_Records for the exercise_.
==*==

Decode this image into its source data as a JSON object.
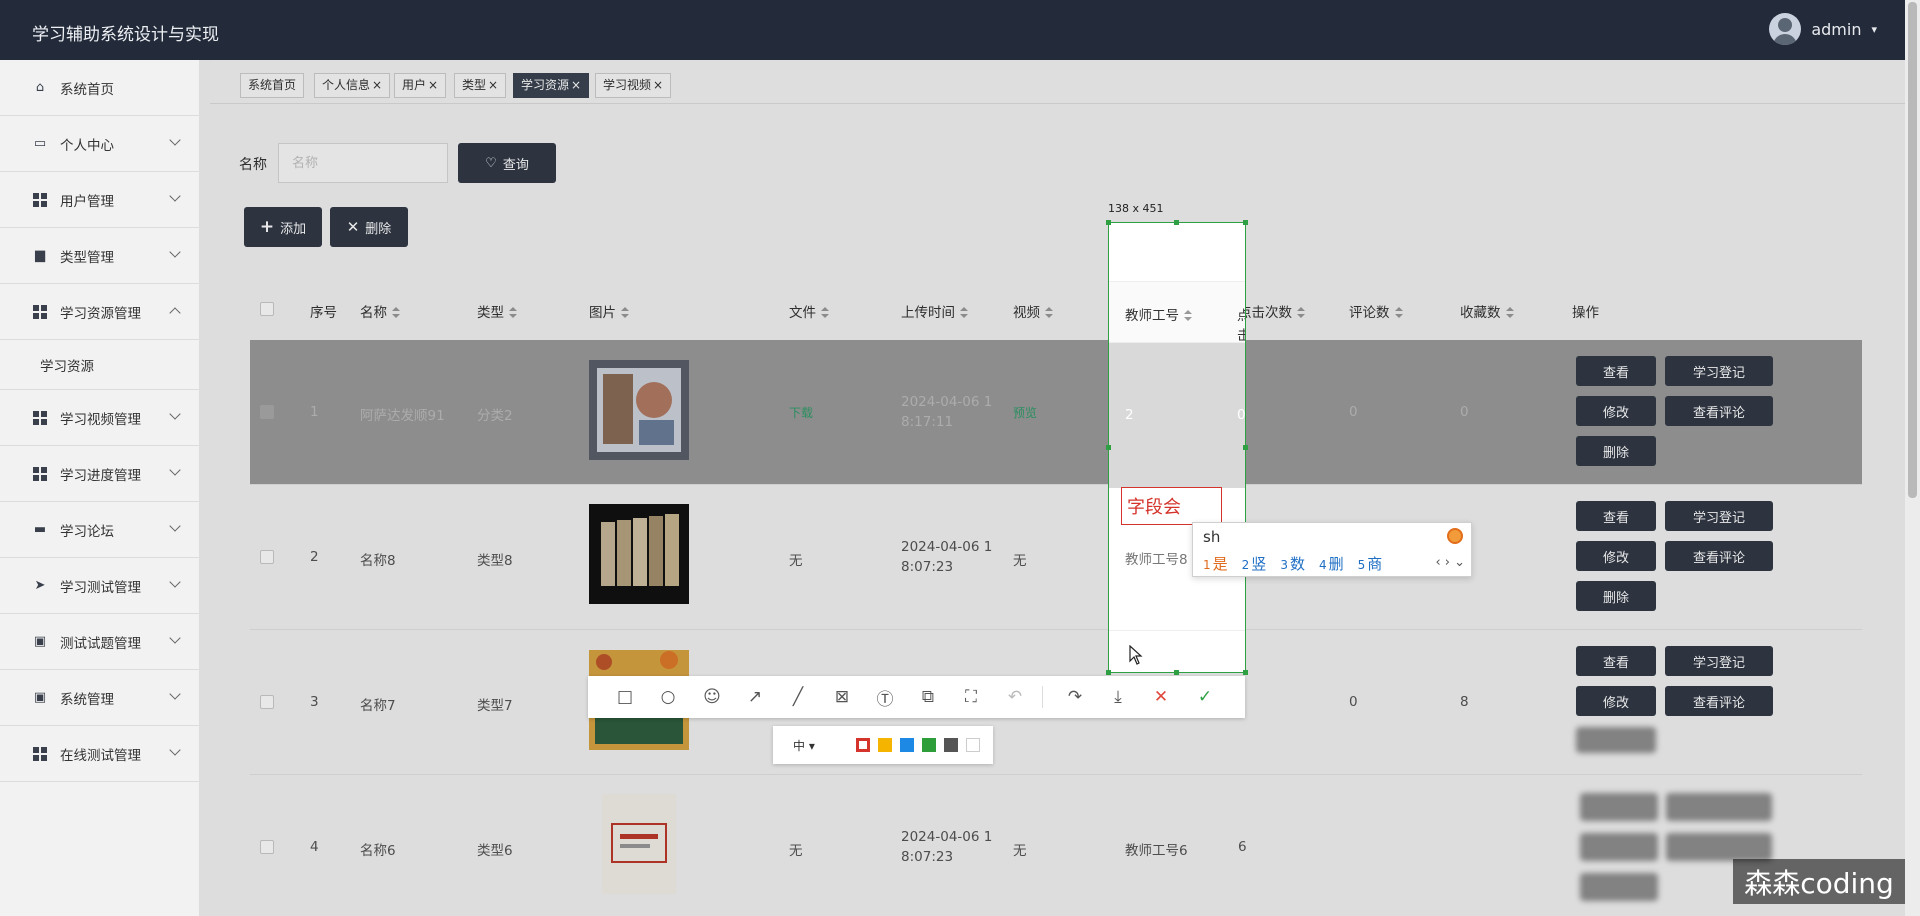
{
  "header": {
    "title": "学习辅助系统设计与实现",
    "username": "admin",
    "caret": "▾"
  },
  "sidebar": {
    "items": [
      {
        "label": "系统首页"
      },
      {
        "label": "个人中心"
      },
      {
        "label": "用户管理"
      },
      {
        "label": "类型管理"
      },
      {
        "label": "学习资源管理"
      },
      {
        "label": "学习视频管理"
      },
      {
        "label": "学习进度管理"
      },
      {
        "label": "学习论坛"
      },
      {
        "label": "学习测试管理"
      },
      {
        "label": "测试试题管理"
      },
      {
        "label": "系统管理"
      },
      {
        "label": "在线测试管理"
      }
    ],
    "submenu": "学习资源"
  },
  "tabs": [
    {
      "label": "系统首页"
    },
    {
      "label": "个人信息"
    },
    {
      "label": "用户"
    },
    {
      "label": "类型"
    },
    {
      "label": "学习资源"
    },
    {
      "label": "学习视频"
    }
  ],
  "tab_close": "×",
  "search": {
    "label": "名称",
    "placeholder": "名称",
    "button": "查询"
  },
  "actions": {
    "add": "添加",
    "delete": "删除"
  },
  "table": {
    "columns": [
      "序号",
      "名称",
      "类型",
      "图片",
      "文件",
      "上传时间",
      "视频",
      "教师工号",
      "点击次数",
      "评论数",
      "收藏数",
      "操作"
    ],
    "rows": [
      {
        "index": "1",
        "name": "阿萨达发顺91",
        "type": "分类2",
        "file": "下载",
        "time1": "2024-04-06 1",
        "time2": "8:17:11",
        "video": "预览",
        "teacher": "2",
        "clicks": "0",
        "comments": "0",
        "favorites": "0"
      },
      {
        "index": "2",
        "name": "名称8",
        "type": "类型8",
        "file": "无",
        "time1": "2024-04-06 1",
        "time2": "8:07:23",
        "video": "无",
        "teacher": "教师工号8",
        "clicks": "",
        "comments": "",
        "favorites": ""
      },
      {
        "index": "3",
        "name": "名称7",
        "type": "类型7",
        "file": "",
        "time1": "",
        "time2": "",
        "video": "",
        "teacher": "",
        "clicks": "",
        "comments": "0",
        "favorites": "8"
      },
      {
        "index": "4",
        "name": "名称6",
        "type": "类型6",
        "file": "无",
        "time1": "2024-04-06 1",
        "time2": "8:07:23",
        "video": "无",
        "teacher": "教师工号6",
        "clicks": "6",
        "comments": "",
        "favorites": ""
      }
    ],
    "op_labels": {
      "view": "查看",
      "register": "学习登记",
      "edit": "修改",
      "view_comments": "查看评论",
      "delete": "删除"
    }
  },
  "capture": {
    "size_label": "138 x 451",
    "text_box": "字段会",
    "ime": {
      "composition": "sh",
      "candidates": [
        "是",
        "竖",
        "数",
        "删",
        "商"
      ]
    }
  },
  "annot_toolbar": {
    "size_select": "中 ▾",
    "colors": [
      "#d4342c",
      "#f4b400",
      "#1e88e5",
      "#2e9e3a",
      "#555555",
      "#ffffff"
    ]
  },
  "watermark": "森森coding"
}
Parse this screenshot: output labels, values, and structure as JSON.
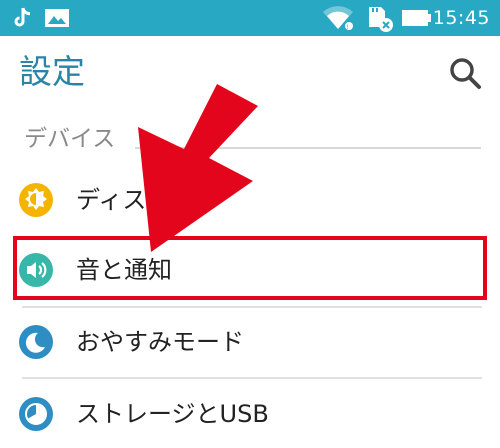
{
  "status_bar": {
    "time": "15:45",
    "color": "#29a8c4",
    "left_icons": [
      "tiktok-icon",
      "gallery-icon"
    ],
    "right_icons": [
      "wifi-icon",
      "sd-card-icon",
      "battery-icon"
    ]
  },
  "header": {
    "title": "設定",
    "search_icon": "search-icon",
    "accent_color": "#2a84a5"
  },
  "section": {
    "title": "デバイス"
  },
  "rows": [
    {
      "label": "ディスプレイ",
      "icon": "brightness-icon",
      "icon_color": "#f5b400",
      "visible_label": "ディス"
    },
    {
      "label": "音と通知",
      "icon": "speaker-icon",
      "icon_color": "#37b7a8",
      "highlighted": true
    },
    {
      "label": "おやすみモード",
      "icon": "moon-icon",
      "icon_color": "#2e8ec4"
    },
    {
      "label": "ストレージとUSB",
      "icon": "storage-icon",
      "icon_color": "#2e8ec4"
    }
  ],
  "annotation": {
    "highlight_color": "#e3051b",
    "arrow_color": "#e3051b"
  }
}
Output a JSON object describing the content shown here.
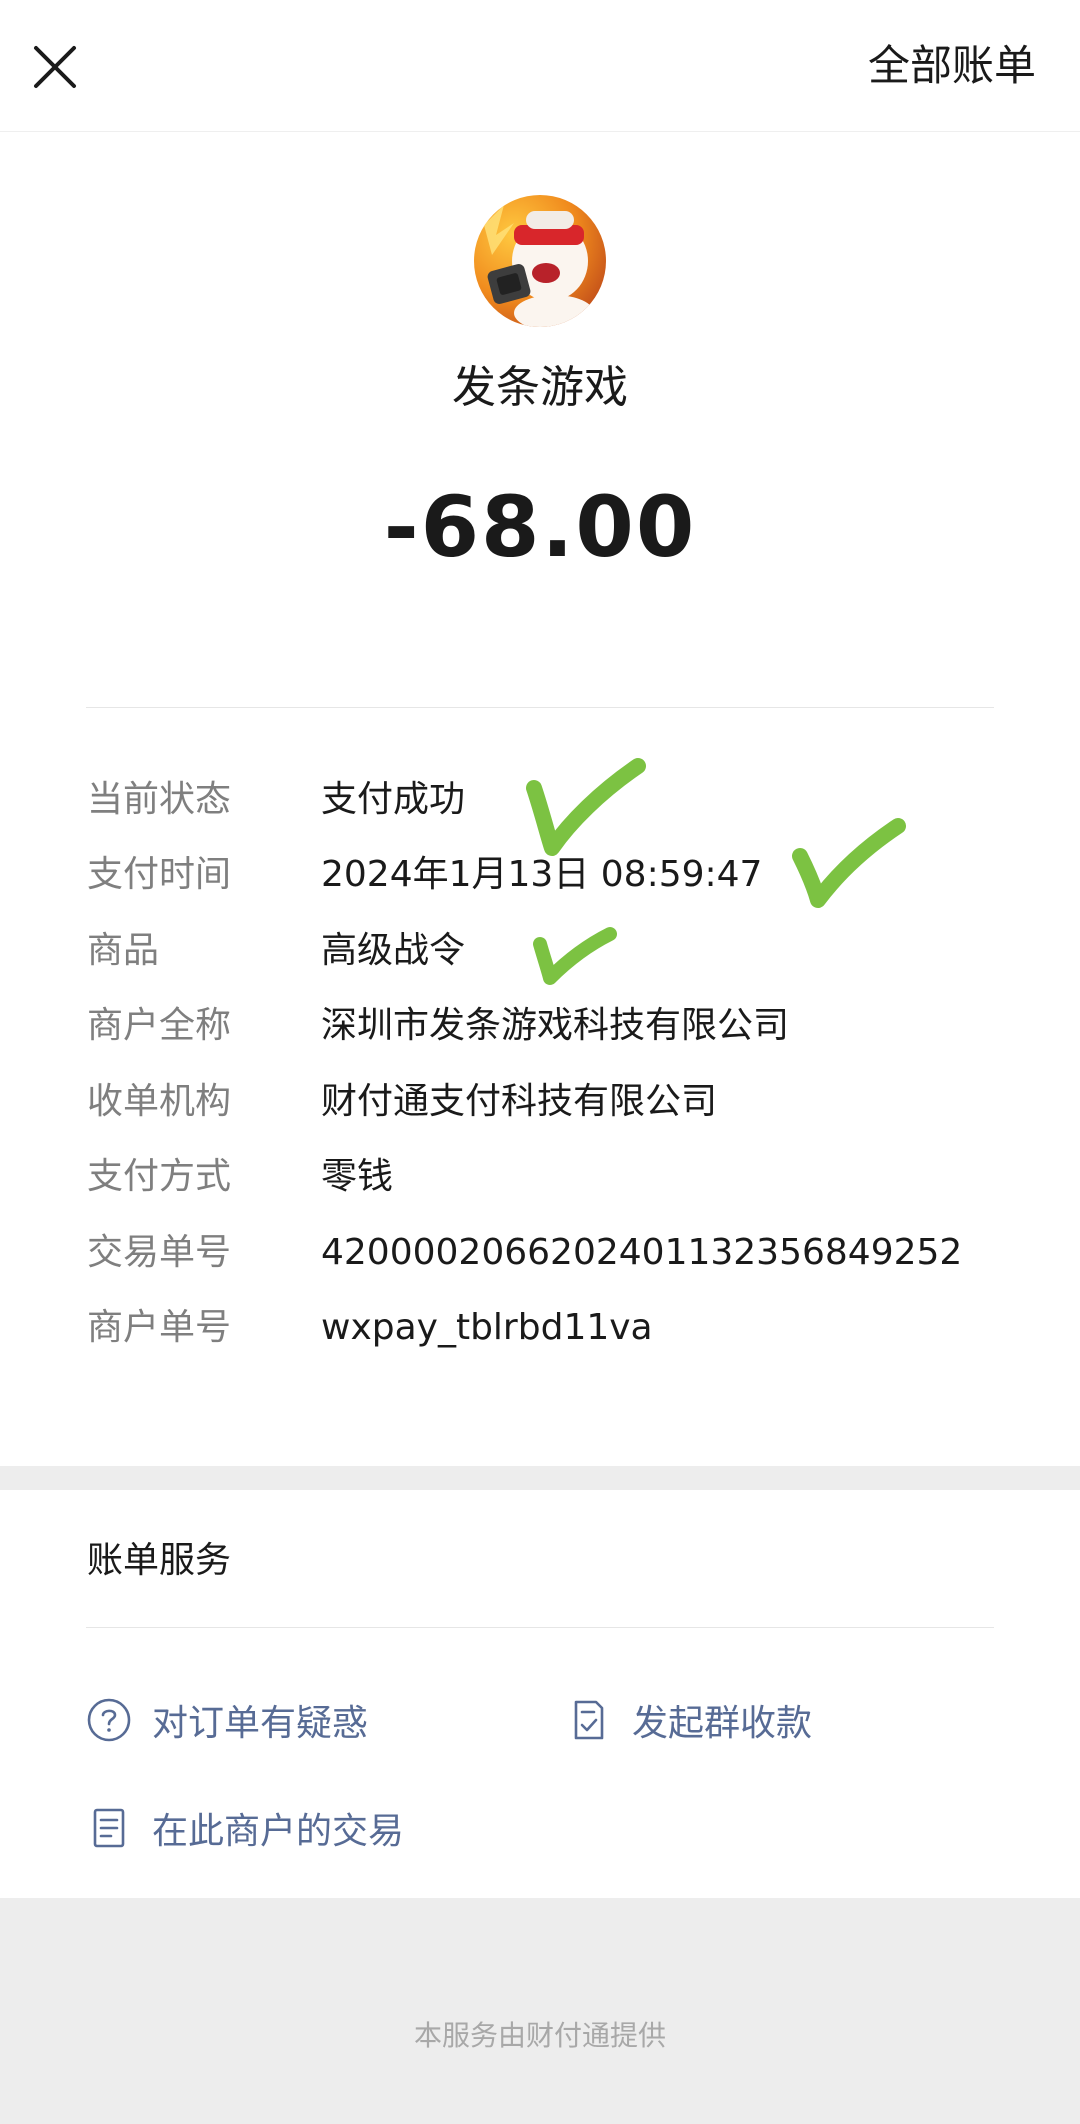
{
  "header": {
    "all_bills_label": "全部账单"
  },
  "transaction": {
    "merchant_name": "发条游戏",
    "amount": "-68.00"
  },
  "details": [
    {
      "label": "当前状态",
      "value": "支付成功"
    },
    {
      "label": "支付时间",
      "value": "2024年1月13日 08:59:47"
    },
    {
      "label": "商品",
      "value": "高级战令"
    },
    {
      "label": "商户全称",
      "value": "深圳市发条游戏科技有限公司"
    },
    {
      "label": "收单机构",
      "value": "财付通支付科技有限公司"
    },
    {
      "label": "支付方式",
      "value": "零钱"
    },
    {
      "label": "交易单号",
      "value": "4200002066202401132356849252"
    },
    {
      "label": "商户单号",
      "value": "wxpay_tblrbd11va"
    }
  ],
  "services": {
    "title": "账单服务",
    "links": [
      {
        "label": "对订单有疑惑",
        "icon": "question-circle-icon"
      },
      {
        "label": "发起群收款",
        "icon": "receipt-check-icon"
      },
      {
        "label": "在此商户的交易",
        "icon": "document-list-icon"
      }
    ]
  },
  "footer": {
    "text": "本服务由财付通提供"
  },
  "colors": {
    "link": "#576b95",
    "label_gray": "#7f7f7f",
    "checkmark_green": "#7cc242"
  }
}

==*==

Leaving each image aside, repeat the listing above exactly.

_Response area_.
Decode this image into its source data as a JSON object.
{
  "header": {
    "title": "学习辅助系统设计与实现",
    "username": "admin",
    "caret": "▾"
  },
  "sidebar": {
    "items": [
      {
        "label": "系统首页"
      },
      {
        "label": "个人中心"
      },
      {
        "label": "用户管理"
      },
      {
        "label": "类型管理"
      },
      {
        "label": "学习资源管理"
      },
      {
        "label": "学习视频管理"
      },
      {
        "label": "学习进度管理"
      },
      {
        "label": "学习论坛"
      },
      {
        "label": "学习测试管理"
      },
      {
        "label": "测试试题管理"
      },
      {
        "label": "系统管理"
      },
      {
        "label": "在线测试管理"
      }
    ],
    "submenu": "学习资源"
  },
  "tabs": [
    {
      "label": "系统首页"
    },
    {
      "label": "个人信息"
    },
    {
      "label": "用户"
    },
    {
      "label": "类型"
    },
    {
      "label": "学习资源"
    },
    {
      "label": "学习视频"
    }
  ],
  "tab_close": "×",
  "search": {
    "label": "名称",
    "placeholder": "名称",
    "button": "查询"
  },
  "actions": {
    "add": "添加",
    "delete": "删除"
  },
  "table": {
    "columns": [
      "序号",
      "名称",
      "类型",
      "图片",
      "文件",
      "上传时间",
      "视频",
      "教师工号",
      "点击次数",
      "评论数",
      "收藏数",
      "操作"
    ],
    "rows": [
      {
        "index": "1",
        "name": "阿萨达发顺91",
        "type": "分类2",
        "file": "下载",
        "time1": "2024-04-06 1",
        "time2": "8:17:11",
        "video": "预览",
        "teacher": "2",
        "clicks": "0",
        "comments": "0",
        "favorites": "0"
      },
      {
        "index": "2",
        "name": "名称8",
        "type": "类型8",
        "file": "无",
        "time1": "2024-04-06 1",
        "time2": "8:07:23",
        "video": "无",
        "teacher": "教师工号8",
        "clicks": "",
        "comments": "",
        "favorites": ""
      },
      {
        "index": "3",
        "name": "名称7",
        "type": "类型7",
        "file": "",
        "time1": "",
        "time2": "",
        "video": "",
        "teacher": "",
        "clicks": "",
        "comments": "0",
        "favorites": "8"
      },
      {
        "index": "4",
        "name": "名称6",
        "type": "类型6",
        "file": "无",
        "time1": "2024-04-06 1",
        "time2": "8:07:23",
        "video": "无",
        "teacher": "教师工号6",
        "clicks": "6",
        "comments": "",
        "favorites": ""
      }
    ],
    "op_labels": {
      "view": "查看",
      "register": "学习登记",
      "edit": "修改",
      "view_comments": "查看评论",
      "delete": "删除"
    }
  },
  "capture": {
    "size_label": "138 x 451",
    "text_box": "字段会",
    "ime": {
      "composition": "sh",
      "candidates": [
        "是",
        "竖",
        "数",
        "删",
        "商"
      ]
    }
  },
  "annot_toolbar": {
    "size_select": "中 ▾",
    "colors": [
      "#d4342c",
      "#f4b400",
      "#1e88e5",
      "#2e9e3a",
      "#555555",
      "#ffffff"
    ]
  },
  "watermark": "森森coding"
}
Parse this screenshot: output labels, values, and structure as JSON.
{
  "status_bar": {
    "time": "15:45",
    "color": "#29a8c4",
    "left_icons": [
      "tiktok-icon",
      "gallery-icon"
    ],
    "right_icons": [
      "wifi-icon",
      "sd-card-icon",
      "battery-icon"
    ]
  },
  "header": {
    "title": "設定",
    "search_icon": "search-icon",
    "accent_color": "#2a84a5"
  },
  "section": {
    "title": "デバイス"
  },
  "rows": [
    {
      "label": "ディスプレイ",
      "icon": "brightness-icon",
      "icon_color": "#f5b400",
      "visible_label": "ディス"
    },
    {
      "label": "音と通知",
      "icon": "speaker-icon",
      "icon_color": "#37b7a8",
      "highlighted": true
    },
    {
      "label": "おやすみモード",
      "icon": "moon-icon",
      "icon_color": "#2e8ec4"
    },
    {
      "label": "ストレージとUSB",
      "icon": "storage-icon",
      "icon_color": "#2e8ec4"
    }
  ],
  "annotation": {
    "highlight_color": "#e3051b",
    "arrow_color": "#e3051b"
  }
}
Output a JSON object describing the content shown here.
{
  "header": {
    "all_bills_label": "全部账单"
  },
  "transaction": {
    "merchant_name": "发条游戏",
    "amount": "-68.00"
  },
  "details": [
    {
      "label": "当前状态",
      "value": "支付成功"
    },
    {
      "label": "支付时间",
      "value": "2024年1月13日 08:59:47"
    },
    {
      "label": "商品",
      "value": "高级战令"
    },
    {
      "label": "商户全称",
      "value": "深圳市发条游戏科技有限公司"
    },
    {
      "label": "收单机构",
      "value": "财付通支付科技有限公司"
    },
    {
      "label": "支付方式",
      "value": "零钱"
    },
    {
      "label": "交易单号",
      "value": "4200002066202401132356849252"
    },
    {
      "label": "商户单号",
      "value": "wxpay_tblrbd11va"
    }
  ],
  "services": {
    "title": "账单服务",
    "links": [
      {
        "label": "对订单有疑惑",
        "icon": "question-circle-icon"
      },
      {
        "label": "发起群收款",
        "icon": "receipt-check-icon"
      },
      {
        "label": "在此商户的交易",
        "icon": "document-list-icon"
      }
    ]
  },
  "footer": {
    "text": "本服务由财付通提供"
  },
  "colors": {
    "link": "#576b95",
    "label_gray": "#7f7f7f",
    "checkmark_green": "#7cc242"
  }
}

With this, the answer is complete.